What is needed
Skip the images and restate every line of the records exactly.

Exercise data
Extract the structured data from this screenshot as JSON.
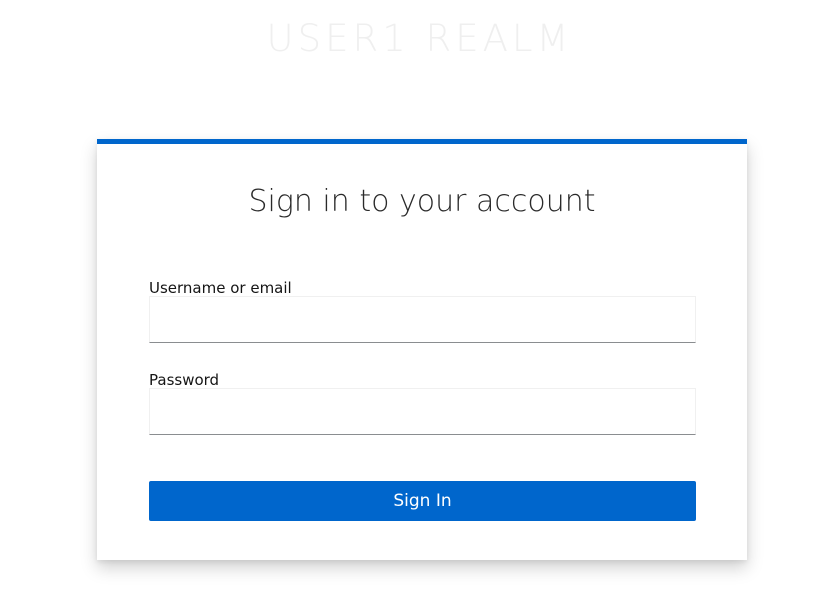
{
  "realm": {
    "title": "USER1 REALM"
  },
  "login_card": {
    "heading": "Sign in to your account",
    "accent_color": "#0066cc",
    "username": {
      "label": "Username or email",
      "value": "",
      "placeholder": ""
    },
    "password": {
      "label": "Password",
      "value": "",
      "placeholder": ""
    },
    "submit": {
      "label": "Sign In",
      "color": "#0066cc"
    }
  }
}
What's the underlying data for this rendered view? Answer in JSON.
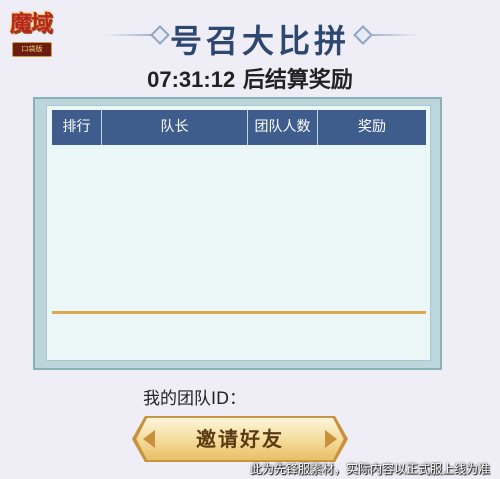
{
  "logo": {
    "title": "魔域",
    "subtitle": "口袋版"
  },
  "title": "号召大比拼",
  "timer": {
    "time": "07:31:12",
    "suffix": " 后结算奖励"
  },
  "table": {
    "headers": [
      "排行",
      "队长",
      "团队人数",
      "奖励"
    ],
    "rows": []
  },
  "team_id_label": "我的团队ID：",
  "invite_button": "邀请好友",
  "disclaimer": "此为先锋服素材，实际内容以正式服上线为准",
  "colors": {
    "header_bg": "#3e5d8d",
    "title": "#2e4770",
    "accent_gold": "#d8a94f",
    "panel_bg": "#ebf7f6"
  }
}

Written answer
Extract the structured data from this screenshot as JSON.
{
  "realm": {
    "title": "USER1 REALM"
  },
  "login_card": {
    "heading": "Sign in to your account",
    "accent_color": "#0066cc",
    "username": {
      "label": "Username or email",
      "value": "",
      "placeholder": ""
    },
    "password": {
      "label": "Password",
      "value": "",
      "placeholder": ""
    },
    "submit": {
      "label": "Sign In",
      "color": "#0066cc"
    }
  }
}
What's the underlying data for this rendered view? Answer in JSON.
{
  "logo": {
    "title": "魔域",
    "subtitle": "口袋版"
  },
  "title": "号召大比拼",
  "timer": {
    "time": "07:31:12",
    "suffix": " 后结算奖励"
  },
  "table": {
    "headers": [
      "排行",
      "队长",
      "团队人数",
      "奖励"
    ],
    "rows": []
  },
  "team_id_label": "我的团队ID：",
  "invite_button": "邀请好友",
  "disclaimer": "此为先锋服素材，实际内容以正式服上线为准",
  "colors": {
    "header_bg": "#3e5d8d",
    "title": "#2e4770",
    "accent_gold": "#d8a94f",
    "panel_bg": "#ebf7f6"
  }
}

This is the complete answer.